The show's creative team, led by director Franco Dragone, is the same one that conceived Cirque du Soleil's Las Vegas-based shows "O" and Mystere, La Nouba at Walt Disney World-Orlando, Alegria and Saltimbanco.
Roy is faced with the task of upholding Cirque's world-renowned reputation for elegance and the unexpected, which he does by visiting all of the various productions and offering bits of coaching.
His history with Cirque goes back to its dawning.
In 1982, in the rural artist's village of Baie-Saint-Paul, Quebec, a group of young street performers called Club des Talons Hauts (the High Heels Club) began mixing regularly with crowds of tourists and artists, walking on stilts, juggling and eating fire. In 1984, Guy Laliberte, a multitalented artist among them, convinced the Quebec government to grant the club money to hold a street festival, the Fete Foraine de Baie-Saint-Paul, a precursor of Cirque du Soleil. And from then on Laliberte, as co-president, built upon the innovative concept of mixing circus arts, street entertainment and drama.
Roy joined in 1984 and worked as a backstage manager.
He also performed a bit, ice skating on stilts and pretending to be an unsuspecting member of the audience who gets doused by a bucket of paint.
Cirque du Soleil shows have evolved dramatically since then. Roy cites Quidam's Banquine act, 15 Slavic acrobats who lift and throw one another into human pyramids. 'they"re maniacs," he says. "Next to these guys, I"m not much."
Equally impressive is the German Wheel, in which a gymnast stands inside a metal wheel that's 6-and-a-half feet in diameter, acting as a human hub, doing somersaults and maneuvering it in stunts that resemble the lid of an aluminum garbage can rolling on its rim, tilting and falling in fast centrifugal spins.
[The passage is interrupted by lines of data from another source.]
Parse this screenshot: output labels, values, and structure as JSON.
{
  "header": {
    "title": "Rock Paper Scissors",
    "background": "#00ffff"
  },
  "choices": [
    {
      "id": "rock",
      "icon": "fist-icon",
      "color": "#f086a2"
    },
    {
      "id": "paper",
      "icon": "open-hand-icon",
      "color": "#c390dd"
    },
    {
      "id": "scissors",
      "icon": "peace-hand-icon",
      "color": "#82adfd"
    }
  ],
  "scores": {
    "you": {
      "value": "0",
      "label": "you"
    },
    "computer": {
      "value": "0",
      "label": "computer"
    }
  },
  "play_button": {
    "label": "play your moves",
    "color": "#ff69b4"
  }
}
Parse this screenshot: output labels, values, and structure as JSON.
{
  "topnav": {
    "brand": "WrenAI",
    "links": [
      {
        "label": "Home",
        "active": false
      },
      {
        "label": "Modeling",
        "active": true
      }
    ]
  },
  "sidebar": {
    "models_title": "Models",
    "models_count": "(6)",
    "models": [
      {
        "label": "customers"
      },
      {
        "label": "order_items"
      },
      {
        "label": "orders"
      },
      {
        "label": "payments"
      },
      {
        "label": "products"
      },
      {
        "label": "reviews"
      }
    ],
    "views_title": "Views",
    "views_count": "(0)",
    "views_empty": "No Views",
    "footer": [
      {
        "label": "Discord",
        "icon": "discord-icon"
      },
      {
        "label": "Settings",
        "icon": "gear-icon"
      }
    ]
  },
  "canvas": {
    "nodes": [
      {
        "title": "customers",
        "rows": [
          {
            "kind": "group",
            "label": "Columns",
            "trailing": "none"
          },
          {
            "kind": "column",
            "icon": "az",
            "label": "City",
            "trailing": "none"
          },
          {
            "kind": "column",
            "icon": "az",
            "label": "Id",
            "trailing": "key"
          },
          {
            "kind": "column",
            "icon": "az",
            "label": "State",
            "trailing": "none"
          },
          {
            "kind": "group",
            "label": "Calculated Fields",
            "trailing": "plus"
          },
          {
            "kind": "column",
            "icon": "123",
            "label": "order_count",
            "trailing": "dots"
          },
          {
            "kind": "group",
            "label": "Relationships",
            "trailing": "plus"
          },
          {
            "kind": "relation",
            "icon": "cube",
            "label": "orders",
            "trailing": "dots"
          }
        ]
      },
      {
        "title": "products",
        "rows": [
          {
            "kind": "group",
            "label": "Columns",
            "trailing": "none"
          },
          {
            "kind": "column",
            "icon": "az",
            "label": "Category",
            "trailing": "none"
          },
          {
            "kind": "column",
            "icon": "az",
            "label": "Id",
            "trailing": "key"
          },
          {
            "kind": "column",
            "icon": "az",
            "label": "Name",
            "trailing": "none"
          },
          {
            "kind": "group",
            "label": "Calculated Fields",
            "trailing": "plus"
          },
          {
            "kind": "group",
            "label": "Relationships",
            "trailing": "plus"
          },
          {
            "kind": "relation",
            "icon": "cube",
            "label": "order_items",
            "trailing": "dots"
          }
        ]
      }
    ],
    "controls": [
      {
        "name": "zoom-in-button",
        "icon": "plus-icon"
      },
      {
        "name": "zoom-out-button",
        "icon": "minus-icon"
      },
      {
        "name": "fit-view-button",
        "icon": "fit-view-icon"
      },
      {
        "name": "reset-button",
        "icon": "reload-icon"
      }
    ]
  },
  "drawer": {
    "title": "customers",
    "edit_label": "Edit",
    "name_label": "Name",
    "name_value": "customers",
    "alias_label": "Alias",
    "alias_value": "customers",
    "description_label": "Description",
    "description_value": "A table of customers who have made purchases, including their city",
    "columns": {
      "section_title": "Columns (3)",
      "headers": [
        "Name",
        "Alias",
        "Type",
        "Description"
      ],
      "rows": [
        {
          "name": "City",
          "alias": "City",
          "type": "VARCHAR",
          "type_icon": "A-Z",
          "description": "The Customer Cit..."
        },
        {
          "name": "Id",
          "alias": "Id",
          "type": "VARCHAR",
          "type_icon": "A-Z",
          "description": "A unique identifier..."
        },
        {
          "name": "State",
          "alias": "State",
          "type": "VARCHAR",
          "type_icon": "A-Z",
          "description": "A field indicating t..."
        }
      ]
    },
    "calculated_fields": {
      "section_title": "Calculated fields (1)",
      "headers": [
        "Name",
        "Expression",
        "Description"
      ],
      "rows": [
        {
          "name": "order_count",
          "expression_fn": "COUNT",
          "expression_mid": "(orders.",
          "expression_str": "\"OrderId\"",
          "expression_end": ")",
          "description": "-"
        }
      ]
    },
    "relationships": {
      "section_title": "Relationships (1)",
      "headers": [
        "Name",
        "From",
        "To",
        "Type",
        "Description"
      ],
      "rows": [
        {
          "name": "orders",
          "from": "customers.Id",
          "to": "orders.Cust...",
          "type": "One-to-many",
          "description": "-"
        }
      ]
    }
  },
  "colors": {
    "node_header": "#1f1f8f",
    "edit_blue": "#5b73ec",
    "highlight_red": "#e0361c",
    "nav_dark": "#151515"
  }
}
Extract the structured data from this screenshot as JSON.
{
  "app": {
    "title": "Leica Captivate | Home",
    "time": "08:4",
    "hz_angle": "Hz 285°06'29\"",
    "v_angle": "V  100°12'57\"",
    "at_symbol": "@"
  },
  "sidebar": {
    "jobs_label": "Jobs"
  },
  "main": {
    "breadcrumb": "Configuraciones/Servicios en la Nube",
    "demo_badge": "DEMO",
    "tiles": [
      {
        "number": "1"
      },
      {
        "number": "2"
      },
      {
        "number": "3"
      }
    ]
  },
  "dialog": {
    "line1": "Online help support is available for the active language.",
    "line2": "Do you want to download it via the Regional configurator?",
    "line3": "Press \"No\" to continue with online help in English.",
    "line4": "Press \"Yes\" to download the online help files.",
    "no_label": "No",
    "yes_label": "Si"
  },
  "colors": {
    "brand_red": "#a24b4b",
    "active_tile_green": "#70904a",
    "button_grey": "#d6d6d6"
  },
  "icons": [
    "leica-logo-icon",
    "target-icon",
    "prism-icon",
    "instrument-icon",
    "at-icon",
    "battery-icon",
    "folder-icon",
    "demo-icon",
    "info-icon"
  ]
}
Other acts are less impressive only because the artists perform them so effortlessly. Aerial Contortion in Silk is performed by a contortionist named Isabelle Chasse. She embraces and hangs from a column of translucent red fabric, intertwining with it and changing poses in the fashion of modern dance. She's so graceful, though, it's easy to underestimate the strength the exercise requires.
German Wheel and Contortion in Silk are two acts in common with La Nouba, a show familiar to many in Central Florida. It opened in 1998 at Disney World, and is scheduled to run at its permanent site there through 2010.
But the style and staging of the two shows is rather different. La Nouba originates from the French phrase "faire la nouba," meaning to live it up. And the show has a party-like atmosphere that is contrary to that of Quidam.
Further separating the two shows are Quidam's eight other unique acts. These include Cloud Swing and Spanish Web, in which artists perform trapeze and acrobatics high above the stage. The Las Velasquez clown trio creates a joyful spectacle in the tradition of Latin clowning. And in Statue Vis Versa, a powerful, flexible couple balance and press themselves into positions resembling Leonardo da Vinci's 1940 drawing "Le proporzioni del corpo umano" (The proportions of the human body).
The international cast that performs these acts totals more than 50, hailing from 10 countries. And if watching the show makes you want to be part of it than you"ve got something in common with them.
"Many of the artists caught the show and were absorbed by it," Roy says. "(They) joined a circus, built an act and sent in a tape."
Cirque happens to have job openings posted on their Web site for all manner of positions, both onstage and offstage, from physiotherapist to rigger to gymnast to master archer, all sure to draw somebody away from a normal 9-to-5 job.
The seamless beauty and spectacle of Quidam — the lighting, costumes, choreography, tricks, acting and music — is perfect, surreal escapism. All that keeps more people from running away to join the Cirque is the realization of how hard it is to make it all look so easy.
Contact Events Editor Cooper Cruz at 813-248-8888, ext. 291, or e-mail him at [email protected].